Work instruction: Locate every line below that contains the word "mode" and copy it.
[Opening Supplied data section]
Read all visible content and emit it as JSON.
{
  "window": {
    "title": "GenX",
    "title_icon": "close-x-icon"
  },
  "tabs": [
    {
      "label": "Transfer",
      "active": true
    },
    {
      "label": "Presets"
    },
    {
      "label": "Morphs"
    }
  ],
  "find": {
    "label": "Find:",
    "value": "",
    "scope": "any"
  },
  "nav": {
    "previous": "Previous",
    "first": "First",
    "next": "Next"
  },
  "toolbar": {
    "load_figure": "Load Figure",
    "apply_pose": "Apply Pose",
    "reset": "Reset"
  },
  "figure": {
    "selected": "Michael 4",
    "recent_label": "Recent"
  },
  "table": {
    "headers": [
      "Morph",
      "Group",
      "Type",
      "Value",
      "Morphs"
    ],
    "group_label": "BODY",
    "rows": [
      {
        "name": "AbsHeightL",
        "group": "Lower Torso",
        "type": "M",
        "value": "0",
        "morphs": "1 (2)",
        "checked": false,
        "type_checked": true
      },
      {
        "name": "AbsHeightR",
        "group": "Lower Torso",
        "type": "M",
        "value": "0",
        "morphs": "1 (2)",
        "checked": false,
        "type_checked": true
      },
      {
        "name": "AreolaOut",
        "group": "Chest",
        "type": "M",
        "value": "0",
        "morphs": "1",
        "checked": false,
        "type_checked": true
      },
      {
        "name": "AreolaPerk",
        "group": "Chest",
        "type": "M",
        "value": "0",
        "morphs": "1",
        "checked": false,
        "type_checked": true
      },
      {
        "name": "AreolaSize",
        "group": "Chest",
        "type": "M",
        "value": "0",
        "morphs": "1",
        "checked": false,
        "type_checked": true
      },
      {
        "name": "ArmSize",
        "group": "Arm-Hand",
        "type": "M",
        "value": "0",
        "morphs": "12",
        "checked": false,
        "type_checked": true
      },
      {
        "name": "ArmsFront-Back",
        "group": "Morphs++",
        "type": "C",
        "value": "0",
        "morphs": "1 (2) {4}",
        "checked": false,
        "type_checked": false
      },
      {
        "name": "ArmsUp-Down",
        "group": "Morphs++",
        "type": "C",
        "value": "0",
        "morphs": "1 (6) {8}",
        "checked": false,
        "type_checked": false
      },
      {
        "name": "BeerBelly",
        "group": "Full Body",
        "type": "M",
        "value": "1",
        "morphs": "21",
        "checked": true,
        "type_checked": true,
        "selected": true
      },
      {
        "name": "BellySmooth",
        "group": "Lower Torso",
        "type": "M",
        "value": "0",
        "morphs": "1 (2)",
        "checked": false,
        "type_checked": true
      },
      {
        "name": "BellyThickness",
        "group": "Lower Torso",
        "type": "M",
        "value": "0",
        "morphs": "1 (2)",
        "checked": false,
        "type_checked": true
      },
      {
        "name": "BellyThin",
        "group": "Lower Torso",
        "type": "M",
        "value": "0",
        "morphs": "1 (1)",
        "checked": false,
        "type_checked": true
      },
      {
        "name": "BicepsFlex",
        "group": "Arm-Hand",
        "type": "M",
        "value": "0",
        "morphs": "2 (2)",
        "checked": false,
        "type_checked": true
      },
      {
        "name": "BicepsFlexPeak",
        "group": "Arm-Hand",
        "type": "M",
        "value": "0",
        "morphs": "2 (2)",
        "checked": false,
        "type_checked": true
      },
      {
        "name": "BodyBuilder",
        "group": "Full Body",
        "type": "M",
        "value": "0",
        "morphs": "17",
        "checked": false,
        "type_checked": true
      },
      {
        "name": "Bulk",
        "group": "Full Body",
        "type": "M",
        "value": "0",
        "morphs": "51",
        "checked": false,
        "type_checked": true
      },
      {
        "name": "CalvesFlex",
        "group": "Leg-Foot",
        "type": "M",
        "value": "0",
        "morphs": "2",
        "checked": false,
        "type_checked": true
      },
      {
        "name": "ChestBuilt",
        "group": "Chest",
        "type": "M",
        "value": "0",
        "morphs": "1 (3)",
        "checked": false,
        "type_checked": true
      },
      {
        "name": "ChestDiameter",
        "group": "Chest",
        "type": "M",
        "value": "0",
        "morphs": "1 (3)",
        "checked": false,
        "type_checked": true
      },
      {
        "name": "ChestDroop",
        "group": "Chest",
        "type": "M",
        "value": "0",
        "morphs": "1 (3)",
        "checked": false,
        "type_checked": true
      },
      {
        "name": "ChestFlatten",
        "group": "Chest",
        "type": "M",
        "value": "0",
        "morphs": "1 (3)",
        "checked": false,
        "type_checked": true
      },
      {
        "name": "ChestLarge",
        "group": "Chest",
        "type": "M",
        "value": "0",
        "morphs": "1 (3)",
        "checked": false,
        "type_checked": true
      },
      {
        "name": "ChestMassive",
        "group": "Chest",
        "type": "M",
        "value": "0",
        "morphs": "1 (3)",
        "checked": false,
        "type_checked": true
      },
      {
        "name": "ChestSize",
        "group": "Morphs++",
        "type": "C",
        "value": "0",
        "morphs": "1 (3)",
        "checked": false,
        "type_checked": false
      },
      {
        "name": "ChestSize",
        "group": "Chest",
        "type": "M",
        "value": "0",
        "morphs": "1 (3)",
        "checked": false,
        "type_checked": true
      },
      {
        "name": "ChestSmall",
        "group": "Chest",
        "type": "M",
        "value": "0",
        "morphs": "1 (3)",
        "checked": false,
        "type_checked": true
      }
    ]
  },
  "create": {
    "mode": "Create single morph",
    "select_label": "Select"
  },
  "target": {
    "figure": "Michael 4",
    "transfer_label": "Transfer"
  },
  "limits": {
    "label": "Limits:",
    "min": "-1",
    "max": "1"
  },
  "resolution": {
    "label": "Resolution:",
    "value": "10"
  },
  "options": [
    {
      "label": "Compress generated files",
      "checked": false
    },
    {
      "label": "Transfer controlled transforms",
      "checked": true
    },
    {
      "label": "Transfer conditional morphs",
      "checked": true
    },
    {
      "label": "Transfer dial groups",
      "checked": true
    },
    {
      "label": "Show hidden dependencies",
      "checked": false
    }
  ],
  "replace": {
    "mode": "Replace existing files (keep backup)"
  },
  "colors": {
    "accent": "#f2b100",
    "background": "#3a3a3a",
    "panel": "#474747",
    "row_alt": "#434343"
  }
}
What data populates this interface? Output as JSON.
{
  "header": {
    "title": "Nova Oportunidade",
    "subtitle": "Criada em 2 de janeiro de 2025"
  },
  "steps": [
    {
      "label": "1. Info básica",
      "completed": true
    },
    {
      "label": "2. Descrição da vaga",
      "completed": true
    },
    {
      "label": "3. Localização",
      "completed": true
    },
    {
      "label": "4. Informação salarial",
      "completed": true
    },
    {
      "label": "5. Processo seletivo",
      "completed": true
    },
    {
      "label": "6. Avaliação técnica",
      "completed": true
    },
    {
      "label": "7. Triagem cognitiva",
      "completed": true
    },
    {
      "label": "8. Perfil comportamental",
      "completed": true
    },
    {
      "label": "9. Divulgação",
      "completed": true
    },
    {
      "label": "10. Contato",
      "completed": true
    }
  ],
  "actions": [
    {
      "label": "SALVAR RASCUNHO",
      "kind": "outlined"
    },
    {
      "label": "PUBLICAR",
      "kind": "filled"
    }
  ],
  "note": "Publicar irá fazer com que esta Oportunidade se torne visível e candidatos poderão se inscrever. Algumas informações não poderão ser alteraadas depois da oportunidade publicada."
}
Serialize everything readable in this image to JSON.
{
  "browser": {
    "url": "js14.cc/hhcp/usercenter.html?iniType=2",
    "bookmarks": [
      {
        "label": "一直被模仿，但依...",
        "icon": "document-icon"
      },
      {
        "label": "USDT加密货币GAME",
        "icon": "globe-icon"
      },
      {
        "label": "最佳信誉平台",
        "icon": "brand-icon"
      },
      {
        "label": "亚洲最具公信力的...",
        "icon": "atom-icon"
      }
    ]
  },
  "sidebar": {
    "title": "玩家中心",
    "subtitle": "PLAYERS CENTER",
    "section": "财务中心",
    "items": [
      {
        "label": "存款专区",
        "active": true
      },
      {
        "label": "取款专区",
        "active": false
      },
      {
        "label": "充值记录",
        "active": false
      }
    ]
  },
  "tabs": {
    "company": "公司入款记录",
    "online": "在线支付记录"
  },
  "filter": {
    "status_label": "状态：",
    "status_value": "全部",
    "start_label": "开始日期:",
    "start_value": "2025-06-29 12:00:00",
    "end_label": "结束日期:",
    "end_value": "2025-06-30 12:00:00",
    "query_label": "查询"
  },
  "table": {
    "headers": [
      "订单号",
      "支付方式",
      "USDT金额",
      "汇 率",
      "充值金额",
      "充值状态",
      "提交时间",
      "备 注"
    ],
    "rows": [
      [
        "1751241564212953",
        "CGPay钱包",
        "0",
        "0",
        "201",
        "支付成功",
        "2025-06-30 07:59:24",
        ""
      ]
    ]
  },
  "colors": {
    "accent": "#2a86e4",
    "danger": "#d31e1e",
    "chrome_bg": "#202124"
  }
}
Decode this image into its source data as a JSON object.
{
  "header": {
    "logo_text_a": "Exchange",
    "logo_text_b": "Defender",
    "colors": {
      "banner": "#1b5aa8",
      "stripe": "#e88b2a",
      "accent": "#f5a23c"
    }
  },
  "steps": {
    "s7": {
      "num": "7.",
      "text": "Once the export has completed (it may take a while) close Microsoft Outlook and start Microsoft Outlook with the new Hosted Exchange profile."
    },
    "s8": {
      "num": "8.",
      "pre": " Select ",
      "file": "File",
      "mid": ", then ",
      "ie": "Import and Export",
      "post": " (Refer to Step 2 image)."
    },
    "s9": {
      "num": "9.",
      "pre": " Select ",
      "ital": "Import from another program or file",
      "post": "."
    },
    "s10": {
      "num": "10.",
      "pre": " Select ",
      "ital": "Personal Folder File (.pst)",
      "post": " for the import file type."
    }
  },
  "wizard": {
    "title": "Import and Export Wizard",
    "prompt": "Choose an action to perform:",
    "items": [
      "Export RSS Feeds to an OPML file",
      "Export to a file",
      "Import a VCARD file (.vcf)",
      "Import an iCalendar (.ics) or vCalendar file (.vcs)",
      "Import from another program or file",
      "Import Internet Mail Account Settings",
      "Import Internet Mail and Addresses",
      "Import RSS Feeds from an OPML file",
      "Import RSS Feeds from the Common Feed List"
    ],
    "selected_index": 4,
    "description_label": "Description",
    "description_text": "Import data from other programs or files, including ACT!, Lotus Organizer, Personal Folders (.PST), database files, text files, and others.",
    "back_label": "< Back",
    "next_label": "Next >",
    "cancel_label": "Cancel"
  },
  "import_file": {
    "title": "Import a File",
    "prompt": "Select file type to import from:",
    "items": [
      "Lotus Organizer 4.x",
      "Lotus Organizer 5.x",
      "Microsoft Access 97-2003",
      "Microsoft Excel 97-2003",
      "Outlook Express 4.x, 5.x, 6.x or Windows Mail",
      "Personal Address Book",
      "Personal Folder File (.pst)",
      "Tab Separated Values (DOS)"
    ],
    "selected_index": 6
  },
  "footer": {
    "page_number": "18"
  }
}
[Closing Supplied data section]
Response to the exercise:
    "mode": "Create single morph",
    "mode": "Replace existing files (keep backup)"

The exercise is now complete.